Records from a collection:
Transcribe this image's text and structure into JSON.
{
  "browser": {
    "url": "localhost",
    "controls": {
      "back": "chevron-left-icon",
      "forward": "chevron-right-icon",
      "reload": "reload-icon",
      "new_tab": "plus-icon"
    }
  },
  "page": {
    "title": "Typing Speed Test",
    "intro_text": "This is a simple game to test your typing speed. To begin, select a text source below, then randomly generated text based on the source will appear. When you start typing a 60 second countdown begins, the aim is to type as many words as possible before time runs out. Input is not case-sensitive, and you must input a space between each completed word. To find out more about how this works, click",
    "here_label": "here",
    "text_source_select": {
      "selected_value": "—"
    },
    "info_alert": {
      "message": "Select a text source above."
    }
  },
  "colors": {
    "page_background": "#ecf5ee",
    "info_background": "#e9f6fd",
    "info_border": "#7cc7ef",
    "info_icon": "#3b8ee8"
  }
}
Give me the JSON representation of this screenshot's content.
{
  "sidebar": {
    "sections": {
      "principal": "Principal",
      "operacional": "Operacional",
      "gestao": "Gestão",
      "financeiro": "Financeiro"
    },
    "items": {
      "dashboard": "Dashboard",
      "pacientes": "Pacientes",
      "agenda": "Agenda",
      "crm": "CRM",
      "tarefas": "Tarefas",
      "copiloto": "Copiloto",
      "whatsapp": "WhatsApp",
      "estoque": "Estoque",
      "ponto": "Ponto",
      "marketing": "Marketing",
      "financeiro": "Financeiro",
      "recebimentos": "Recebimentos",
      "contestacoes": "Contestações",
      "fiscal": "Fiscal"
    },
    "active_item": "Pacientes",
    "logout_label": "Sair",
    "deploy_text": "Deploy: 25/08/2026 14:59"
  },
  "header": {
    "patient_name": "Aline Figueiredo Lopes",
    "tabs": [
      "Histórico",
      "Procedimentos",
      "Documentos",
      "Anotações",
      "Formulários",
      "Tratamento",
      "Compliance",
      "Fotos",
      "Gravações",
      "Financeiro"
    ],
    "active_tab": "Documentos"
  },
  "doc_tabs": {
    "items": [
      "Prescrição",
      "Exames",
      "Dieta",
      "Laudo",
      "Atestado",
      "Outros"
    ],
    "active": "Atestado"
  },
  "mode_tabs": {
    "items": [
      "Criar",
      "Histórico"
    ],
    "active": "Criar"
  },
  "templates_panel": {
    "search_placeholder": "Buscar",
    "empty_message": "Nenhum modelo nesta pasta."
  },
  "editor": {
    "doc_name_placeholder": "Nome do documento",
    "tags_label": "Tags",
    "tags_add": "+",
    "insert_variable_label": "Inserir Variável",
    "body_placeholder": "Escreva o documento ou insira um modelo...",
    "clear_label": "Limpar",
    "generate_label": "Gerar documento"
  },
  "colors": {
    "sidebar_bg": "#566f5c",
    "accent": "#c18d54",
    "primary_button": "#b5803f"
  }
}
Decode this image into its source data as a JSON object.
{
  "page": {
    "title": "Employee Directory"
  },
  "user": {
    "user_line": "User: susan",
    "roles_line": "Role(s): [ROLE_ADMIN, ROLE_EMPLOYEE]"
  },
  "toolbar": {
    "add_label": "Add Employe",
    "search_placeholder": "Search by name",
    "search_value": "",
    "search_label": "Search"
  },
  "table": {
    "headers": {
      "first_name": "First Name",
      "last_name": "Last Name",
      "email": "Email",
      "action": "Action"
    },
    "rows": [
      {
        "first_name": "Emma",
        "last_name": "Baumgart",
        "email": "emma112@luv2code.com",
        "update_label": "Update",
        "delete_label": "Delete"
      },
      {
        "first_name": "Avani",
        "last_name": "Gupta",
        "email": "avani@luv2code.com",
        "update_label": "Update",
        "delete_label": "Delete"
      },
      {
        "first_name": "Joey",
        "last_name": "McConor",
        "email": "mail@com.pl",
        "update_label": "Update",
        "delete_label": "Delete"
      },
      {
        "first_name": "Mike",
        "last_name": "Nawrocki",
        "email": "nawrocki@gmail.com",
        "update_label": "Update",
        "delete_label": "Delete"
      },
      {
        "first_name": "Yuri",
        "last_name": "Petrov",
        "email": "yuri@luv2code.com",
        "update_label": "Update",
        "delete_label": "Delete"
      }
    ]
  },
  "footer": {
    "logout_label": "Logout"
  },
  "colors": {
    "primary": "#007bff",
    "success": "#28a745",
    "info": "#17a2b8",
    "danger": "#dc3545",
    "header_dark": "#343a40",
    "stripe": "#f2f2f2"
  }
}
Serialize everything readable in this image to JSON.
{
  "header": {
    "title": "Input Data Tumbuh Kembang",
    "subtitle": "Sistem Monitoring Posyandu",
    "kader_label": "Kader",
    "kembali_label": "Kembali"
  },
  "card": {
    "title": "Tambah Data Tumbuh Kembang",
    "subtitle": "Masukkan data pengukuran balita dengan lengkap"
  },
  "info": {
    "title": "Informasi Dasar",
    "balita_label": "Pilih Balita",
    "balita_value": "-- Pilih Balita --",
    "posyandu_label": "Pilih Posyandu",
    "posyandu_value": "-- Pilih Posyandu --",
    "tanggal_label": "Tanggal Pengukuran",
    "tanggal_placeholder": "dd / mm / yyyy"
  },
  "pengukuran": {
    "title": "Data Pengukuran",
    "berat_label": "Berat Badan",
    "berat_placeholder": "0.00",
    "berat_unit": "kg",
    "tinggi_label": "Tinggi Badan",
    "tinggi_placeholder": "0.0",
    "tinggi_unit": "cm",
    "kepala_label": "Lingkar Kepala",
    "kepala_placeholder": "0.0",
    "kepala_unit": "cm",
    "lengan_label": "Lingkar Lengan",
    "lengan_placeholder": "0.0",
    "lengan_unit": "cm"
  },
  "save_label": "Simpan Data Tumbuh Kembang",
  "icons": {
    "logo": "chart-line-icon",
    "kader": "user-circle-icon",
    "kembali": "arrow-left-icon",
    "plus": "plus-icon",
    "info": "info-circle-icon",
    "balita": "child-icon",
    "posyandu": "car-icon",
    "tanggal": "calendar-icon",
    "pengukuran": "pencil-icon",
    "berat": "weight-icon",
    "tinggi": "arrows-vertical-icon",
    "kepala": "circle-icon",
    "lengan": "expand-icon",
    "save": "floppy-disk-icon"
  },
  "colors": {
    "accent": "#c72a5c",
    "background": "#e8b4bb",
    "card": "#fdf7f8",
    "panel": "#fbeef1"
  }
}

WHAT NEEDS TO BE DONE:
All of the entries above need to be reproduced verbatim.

ANSWER TO THE EXERCISE:
Transcribe this image's text and structure into JSON.
{
  "browser": {
    "url": "localhost",
    "controls": {
      "back": "chevron-left-icon",
      "forward": "chevron-right-icon",
      "reload": "reload-icon",
      "new_tab": "plus-icon"
    }
  },
  "page": {
    "title": "Typing Speed Test",
    "intro_text": "This is a simple game to test your typing speed. To begin, select a text source below, then randomly generated text based on the source will appear. When you start typing a 60 second countdown begins, the aim is to type as many words as possible before time runs out. Input is not case-sensitive, and you must input a space between each completed word. To find out more about how this works, click",
    "here_label": "here",
    "text_source_select": {
      "selected_value": "—"
    },
    "info_alert": {
      "message": "Select a text source above."
    }
  },
  "colors": {
    "page_background": "#ecf5ee",
    "info_background": "#e9f6fd",
    "info_border": "#7cc7ef",
    "info_icon": "#3b8ee8"
  }
}
Give me the JSON representation of this screenshot's content.
{
  "sidebar": {
    "sections": {
      "principal": "Principal",
      "operacional": "Operacional",
      "gestao": "Gestão",
      "financeiro": "Financeiro"
    },
    "items": {
      "dashboard": "Dashboard",
      "pacientes": "Pacientes",
      "agenda": "Agenda",
      "crm": "CRM",
      "tarefas": "Tarefas",
      "copiloto": "Copiloto",
      "whatsapp": "WhatsApp",
      "estoque": "Estoque",
      "ponto": "Ponto",
      "marketing": "Marketing",
      "financeiro": "Financeiro",
      "recebimentos": "Recebimentos",
      "contestacoes": "Contestações",
      "fiscal": "Fiscal"
    },
    "active_item": "Pacientes",
    "logout_label": "Sair",
    "deploy_text": "Deploy: 25/08/2026 14:59"
  },
  "header": {
    "patient_name": "Aline Figueiredo Lopes",
    "tabs": [
      "Histórico",
      "Procedimentos",
      "Documentos",
      "Anotações",
      "Formulários",
      "Tratamento",
      "Compliance",
      "Fotos",
      "Gravações",
      "Financeiro"
    ],
    "active_tab": "Documentos"
  },
  "doc_tabs": {
    "items": [
      "Prescrição",
      "Exames",
      "Dieta",
      "Laudo",
      "Atestado",
      "Outros"
    ],
    "active": "Atestado"
  },
  "mode_tabs": {
    "items": [
      "Criar",
      "Histórico"
    ],
    "active": "Criar"
  },
  "templates_panel": {
    "search_placeholder": "Buscar",
    "empty_message": "Nenhum modelo nesta pasta."
  },
  "editor": {
    "doc_name_placeholder": "Nome do documento",
    "tags_label": "Tags",
    "tags_add": "+",
    "insert_variable_label": "Inserir Variável",
    "body_placeholder": "Escreva o documento ou insira um modelo...",
    "clear_label": "Limpar",
    "generate_label": "Gerar documento"
  },
  "colors": {
    "sidebar_bg": "#566f5c",
    "accent": "#c18d54",
    "primary_button": "#b5803f"
  }
}
Decode this image into its source data as a JSON object.
{
  "page": {
    "title": "Employee Directory"
  },
  "user": {
    "user_line": "User: susan",
    "roles_line": "Role(s): [ROLE_ADMIN, ROLE_EMPLOYEE]"
  },
  "toolbar": {
    "add_label": "Add Employe",
    "search_placeholder": "Search by name",
    "search_value": "",
    "search_label": "Search"
  },
  "table": {
    "headers": {
      "first_name": "First Name",
      "last_name": "Last Name",
      "email": "Email",
      "action": "Action"
    },
    "rows": [
      {
        "first_name": "Emma",
        "last_name": "Baumgart",
        "email": "emma112@luv2code.com",
        "update_label": "Update",
        "delete_label": "Delete"
      },
      {
        "first_name": "Avani",
        "last_name": "Gupta",
        "email": "avani@luv2code.com",
        "update_label": "Update",
        "delete_label": "Delete"
      },
      {
        "first_name": "Joey",
        "last_name": "McConor",
        "email": "mail@com.pl",
        "update_label": "Update",
        "delete_label": "Delete"
      },
      {
        "first_name": "Mike",
        "last_name": "Nawrocki",
        "email": "nawrocki@gmail.com",
        "update_label": "Update",
        "delete_label": "Delete"
      },
      {
        "first_name": "Yuri",
        "last_name": "Petrov",
        "email": "yuri@luv2code.com",
        "update_label": "Update",
        "delete_label": "Delete"
      }
    ]
  },
  "footer": {
    "logout_label": "Logout"
  },
  "colors": {
    "primary": "#007bff",
    "success": "#28a745",
    "info": "#17a2b8",
    "danger": "#dc3545",
    "header_dark": "#343a40",
    "stripe": "#f2f2f2"
  }
}
Serialize everything readable in this image to JSON.
{
  "header": {
    "title": "Input Data Tumbuh Kembang",
    "subtitle": "Sistem Monitoring Posyandu",
    "kader_label": "Kader",
    "kembali_label": "Kembali"
  },
  "card": {
    "title": "Tambah Data Tumbuh Kembang",
    "subtitle": "Masukkan data pengukuran balita dengan lengkap"
  },
  "info": {
    "title": "Informasi Dasar",
    "balita_label": "Pilih Balita",
    "balita_value": "-- Pilih Balita --",
    "posyandu_label": "Pilih Posyandu",
    "posyandu_value": "-- Pilih Posyandu --",
    "tanggal_label": "Tanggal Pengukuran",
    "tanggal_placeholder": "dd / mm / yyyy"
  },
  "pengukuran": {
    "title": "Data Pengukuran",
    "berat_label": "Berat Badan",
    "berat_placeholder": "0.00",
    "berat_unit": "kg",
    "tinggi_label": "Tinggi Badan",
    "tinggi_placeholder": "0.0",
    "tinggi_unit": "cm",
    "kepala_label": "Lingkar Kepala",
    "kepala_placeholder": "0.0",
    "kepala_unit": "cm",
    "lengan_label": "Lingkar Lengan",
    "lengan_placeholder": "0.0",
    "lengan_unit": "cm"
  },
  "save_label": "Simpan Data Tumbuh Kembang",
  "icons": {
    "logo": "chart-line-icon",
    "kader": "user-circle-icon",
    "kembali": "arrow-left-icon",
    "plus": "plus-icon",
    "info": "info-circle-icon",
    "balita": "child-icon",
    "posyandu": "car-icon",
    "tanggal": "calendar-icon",
    "pengukuran": "pencil-icon",
    "berat": "weight-icon",
    "tinggi": "arrows-vertical-icon",
    "kepala": "circle-icon",
    "lengan": "expand-icon",
    "save": "floppy-disk-icon"
  },
  "colors": {
    "accent": "#c72a5c",
    "background": "#e8b4bb",
    "card": "#fdf7f8",
    "panel": "#fbeef1"
  }
}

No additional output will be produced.